Rosaceae

Rubus spp., Rubus hybrids, Rubus occidentalis

Source: Magness et al. 1971

Several species of Rubus have contributed to the cultivated blackberry. Canes are erect or semi-erect, and in cultivation are supported on a trellis. Canes grow from the crown one year, fruit the following season, then die. They may grow to 15 or more feet in length. Most varieties are heavily thorned, but thornless sports and varieties are now available. Fruits are borne in loose clusters on laterals that grow from the canes. They consist of numerous small seeds, each imbedded in a juicy pulp, and all adhering to a fleshy base. The base separates from the plant when the fruit is harvested, in contrast to raspberries, in which the base or receptacle is retained on the plant. Fruits are near globose to cylindrical in shape, 0.5 to 0.75 inch in diameter and 0.75 to 1.5 inches long. Leading varieties are Oregon Evergreen, Himalaya and Marion.


Season, bloom to maturity: 60 to 90 days.

Production in U.S.: Commercially about 25,000 tons combined with dewberries, no separate data. Popular in home gardens.

Use: Fresh, canned, frozen, preserves, wine.

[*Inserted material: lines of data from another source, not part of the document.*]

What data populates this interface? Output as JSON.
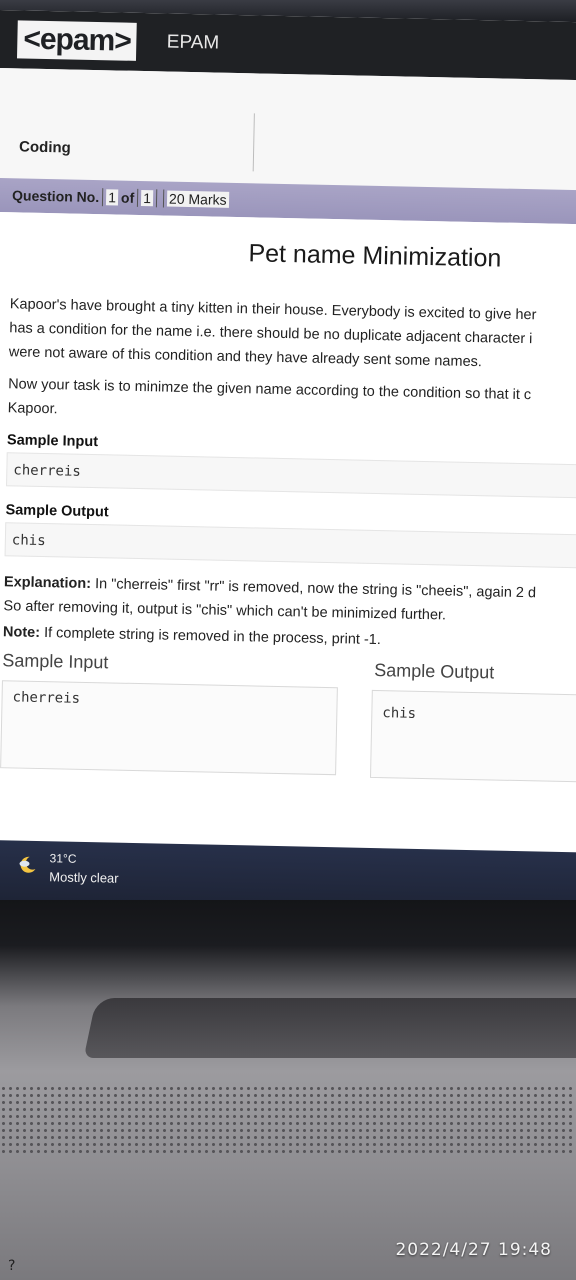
{
  "header": {
    "logo": "<epam>",
    "brand": "EPAM"
  },
  "coding": {
    "label": "Coding"
  },
  "question_bar": {
    "label": "Question No.",
    "current": "1",
    "of_label": "of",
    "total": "1",
    "marks": "20 Marks"
  },
  "problem": {
    "title": "Pet name Minimization",
    "lines": [
      "Kapoor's have brought a tiny kitten in their house. Everybody is excited to give her",
      "has a condition for the name i.e. there should be no duplicate adjacent character i",
      "were not aware of this condition and they have already sent some names.",
      "Now your task is to minimze the given name according to the condition so that it c",
      "Kapoor."
    ],
    "sample_input_label": "Sample Input",
    "sample_input": "cherreis",
    "sample_output_label": "Sample Output",
    "sample_output": "chis",
    "explanation_label": "Explanation:",
    "explanation_line1": " In \"cherreis\" first \"rr\" is removed, now the string is \"cheeis\", again 2 d",
    "explanation_line2": "So after removing it, output is \"chis\" which can't be minimized further.",
    "note_label": "Note:",
    "note_text": " If complete string is removed in the process, print -1."
  },
  "io": {
    "input_label": "Sample Input",
    "input_value": "cherreis",
    "output_label": "Sample Output",
    "output_value": "chis"
  },
  "taskbar": {
    "temperature": "31°C",
    "condition": "Mostly clear",
    "weather_icon": "moon-cloud-icon"
  },
  "photo": {
    "timestamp": "2022/4/27 19:48",
    "key_hint": "?"
  }
}
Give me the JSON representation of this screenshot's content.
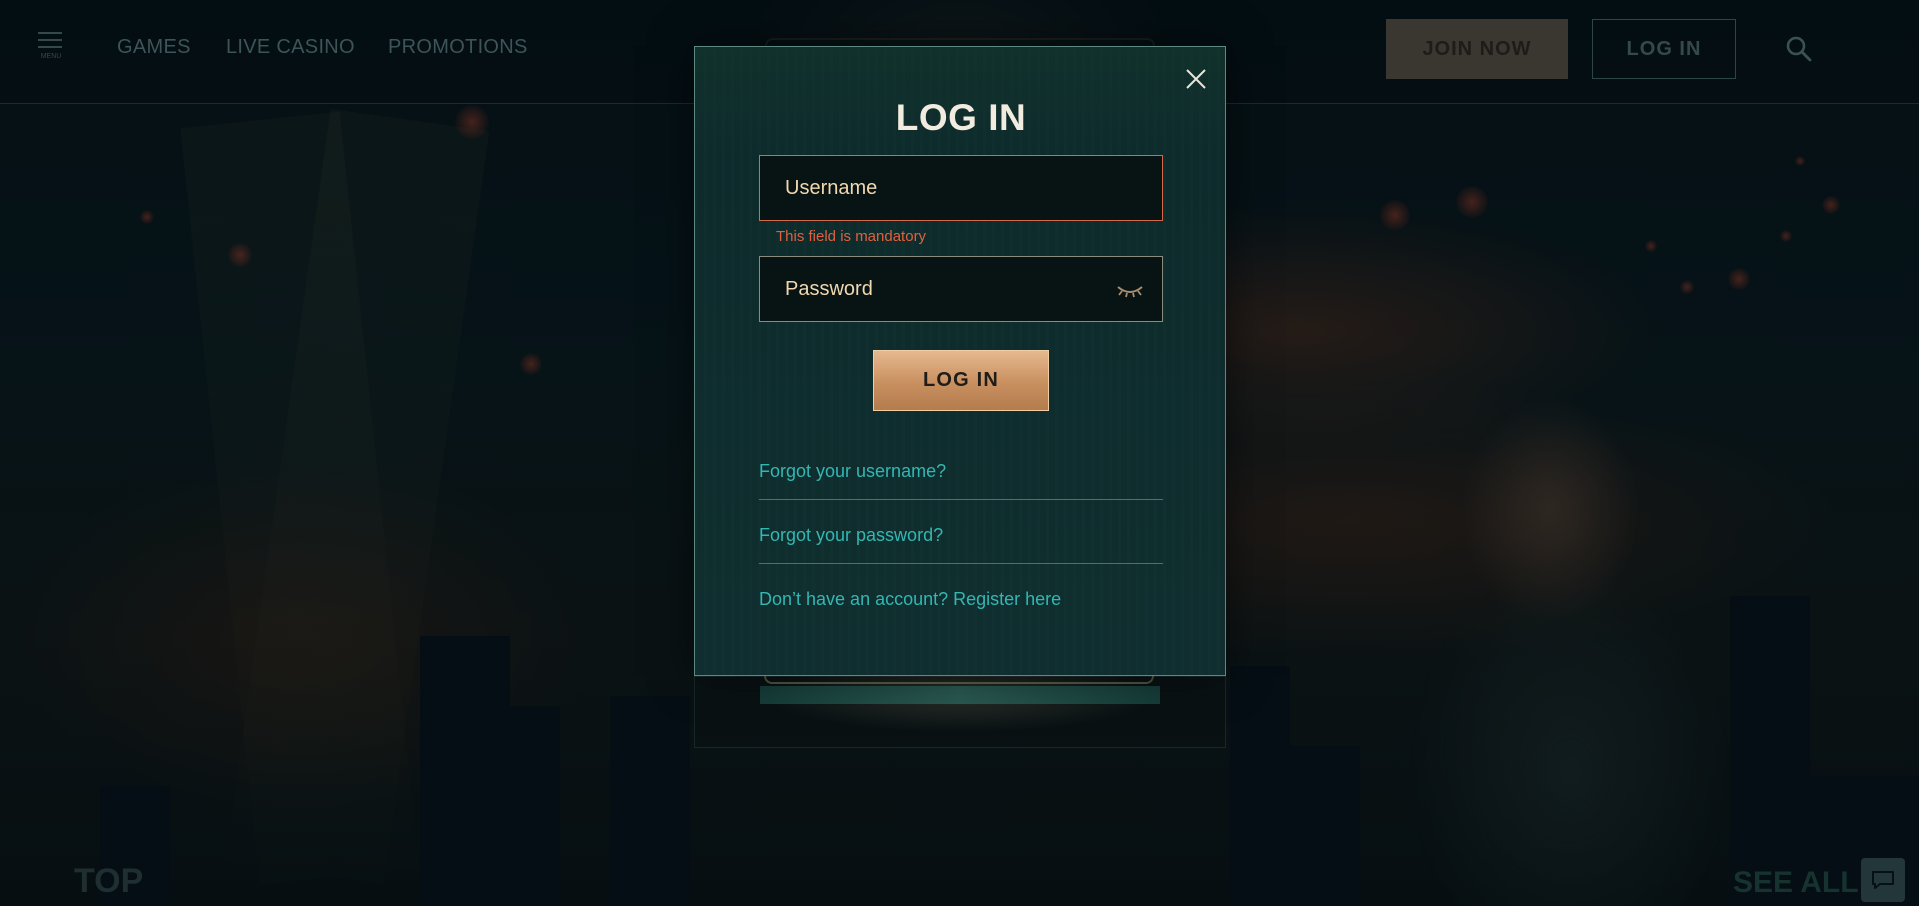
{
  "nav": {
    "menu_label": "MENU",
    "links": [
      {
        "label": "GAMES"
      },
      {
        "label": "LIVE CASINO"
      },
      {
        "label": "PROMOTIONS"
      }
    ],
    "join_label": "JOIN NOW",
    "login_label": "LOG IN",
    "search_icon": "search-icon"
  },
  "modal": {
    "title": "LOG IN",
    "username": {
      "placeholder": "Username",
      "value": "",
      "error": "This field is mandatory"
    },
    "password": {
      "placeholder": "Password",
      "value": ""
    },
    "submit_label": "LOG IN",
    "links": {
      "forgot_username": "Forgot your username?",
      "forgot_password": "Forgot your password?",
      "register": "Don’t have an account? Register here"
    }
  },
  "background": {
    "section_title": "TOP",
    "see_all": "SEE ALL"
  },
  "colors": {
    "accent_teal": "#33b7b3",
    "error_red": "#e0603f",
    "button_gold": "#c88f5f",
    "modal_bg": "#0f2c2d"
  }
}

Part consumed: All of fruit. juice only for wine and jelly.


Last update Tuesday, August 18, 1998 by aw